● Exercise aim: Collect every line in the records below that contains the word "Sorts".

(Saved data entries)
|---|

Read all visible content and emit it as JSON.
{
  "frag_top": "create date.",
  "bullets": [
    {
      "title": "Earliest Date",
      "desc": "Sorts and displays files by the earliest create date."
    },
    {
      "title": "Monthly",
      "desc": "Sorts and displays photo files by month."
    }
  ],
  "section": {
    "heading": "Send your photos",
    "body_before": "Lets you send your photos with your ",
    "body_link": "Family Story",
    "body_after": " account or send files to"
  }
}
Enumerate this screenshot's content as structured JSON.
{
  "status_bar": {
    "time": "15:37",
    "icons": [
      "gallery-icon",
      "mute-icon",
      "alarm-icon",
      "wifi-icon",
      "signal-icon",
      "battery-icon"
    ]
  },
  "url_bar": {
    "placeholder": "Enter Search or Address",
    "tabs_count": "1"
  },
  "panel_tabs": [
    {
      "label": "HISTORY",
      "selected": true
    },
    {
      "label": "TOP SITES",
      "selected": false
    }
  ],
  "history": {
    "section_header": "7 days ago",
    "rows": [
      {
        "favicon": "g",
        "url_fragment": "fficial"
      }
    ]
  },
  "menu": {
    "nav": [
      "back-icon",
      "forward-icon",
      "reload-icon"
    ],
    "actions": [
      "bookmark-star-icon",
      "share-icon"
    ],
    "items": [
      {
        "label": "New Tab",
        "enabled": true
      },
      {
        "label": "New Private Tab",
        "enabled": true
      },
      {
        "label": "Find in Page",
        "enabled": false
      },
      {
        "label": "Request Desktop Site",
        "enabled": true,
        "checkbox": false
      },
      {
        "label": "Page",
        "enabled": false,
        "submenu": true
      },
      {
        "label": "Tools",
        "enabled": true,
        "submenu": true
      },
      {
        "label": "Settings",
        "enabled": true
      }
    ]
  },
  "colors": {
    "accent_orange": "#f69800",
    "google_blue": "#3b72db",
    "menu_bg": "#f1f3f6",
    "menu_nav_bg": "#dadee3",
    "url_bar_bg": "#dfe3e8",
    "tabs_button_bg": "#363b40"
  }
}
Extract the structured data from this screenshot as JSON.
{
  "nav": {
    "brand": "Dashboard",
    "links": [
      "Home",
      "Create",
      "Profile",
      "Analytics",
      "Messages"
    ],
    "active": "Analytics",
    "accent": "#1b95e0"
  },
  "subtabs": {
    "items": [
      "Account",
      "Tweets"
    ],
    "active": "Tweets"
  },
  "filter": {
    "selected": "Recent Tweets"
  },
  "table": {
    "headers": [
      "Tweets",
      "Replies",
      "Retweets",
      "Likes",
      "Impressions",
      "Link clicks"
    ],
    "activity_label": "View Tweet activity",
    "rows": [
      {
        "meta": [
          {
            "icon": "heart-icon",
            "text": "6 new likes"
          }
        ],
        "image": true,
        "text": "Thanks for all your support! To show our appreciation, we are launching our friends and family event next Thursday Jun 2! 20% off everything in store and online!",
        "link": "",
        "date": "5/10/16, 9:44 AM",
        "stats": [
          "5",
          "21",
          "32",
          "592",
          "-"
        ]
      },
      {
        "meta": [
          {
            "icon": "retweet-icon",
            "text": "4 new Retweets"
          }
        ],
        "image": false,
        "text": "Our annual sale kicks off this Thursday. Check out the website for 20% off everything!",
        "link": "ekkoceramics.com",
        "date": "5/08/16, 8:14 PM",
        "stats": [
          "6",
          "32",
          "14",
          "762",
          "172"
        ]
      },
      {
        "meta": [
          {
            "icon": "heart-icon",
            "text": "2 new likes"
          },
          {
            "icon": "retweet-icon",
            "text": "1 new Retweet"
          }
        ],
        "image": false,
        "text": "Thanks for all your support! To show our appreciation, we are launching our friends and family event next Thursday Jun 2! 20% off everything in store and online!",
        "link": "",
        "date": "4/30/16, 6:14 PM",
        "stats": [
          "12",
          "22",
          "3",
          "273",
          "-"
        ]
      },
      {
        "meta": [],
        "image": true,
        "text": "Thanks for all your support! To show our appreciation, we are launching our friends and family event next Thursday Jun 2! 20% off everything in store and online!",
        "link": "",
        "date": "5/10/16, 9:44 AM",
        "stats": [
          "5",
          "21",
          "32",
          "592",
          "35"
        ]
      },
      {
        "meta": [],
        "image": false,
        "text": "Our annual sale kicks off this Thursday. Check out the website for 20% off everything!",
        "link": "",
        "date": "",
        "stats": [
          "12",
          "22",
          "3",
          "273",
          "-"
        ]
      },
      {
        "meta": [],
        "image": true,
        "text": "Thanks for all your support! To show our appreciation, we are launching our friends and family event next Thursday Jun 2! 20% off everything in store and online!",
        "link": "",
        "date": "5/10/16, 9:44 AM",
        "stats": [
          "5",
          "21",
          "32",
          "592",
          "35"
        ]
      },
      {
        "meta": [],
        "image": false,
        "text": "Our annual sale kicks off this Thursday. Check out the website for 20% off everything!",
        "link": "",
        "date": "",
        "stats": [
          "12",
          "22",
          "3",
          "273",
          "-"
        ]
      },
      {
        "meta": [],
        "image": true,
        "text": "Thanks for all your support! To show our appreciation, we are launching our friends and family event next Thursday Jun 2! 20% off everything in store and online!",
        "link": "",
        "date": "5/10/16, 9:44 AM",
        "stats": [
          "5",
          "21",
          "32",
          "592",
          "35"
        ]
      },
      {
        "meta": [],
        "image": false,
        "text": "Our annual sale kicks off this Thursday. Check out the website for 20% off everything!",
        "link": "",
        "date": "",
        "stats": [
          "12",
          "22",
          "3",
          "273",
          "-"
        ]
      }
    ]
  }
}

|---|

● Result for this task:
      "desc": "Sorts and displays files by the earliest create date."
      "desc": "Sorts and displays photo files by month."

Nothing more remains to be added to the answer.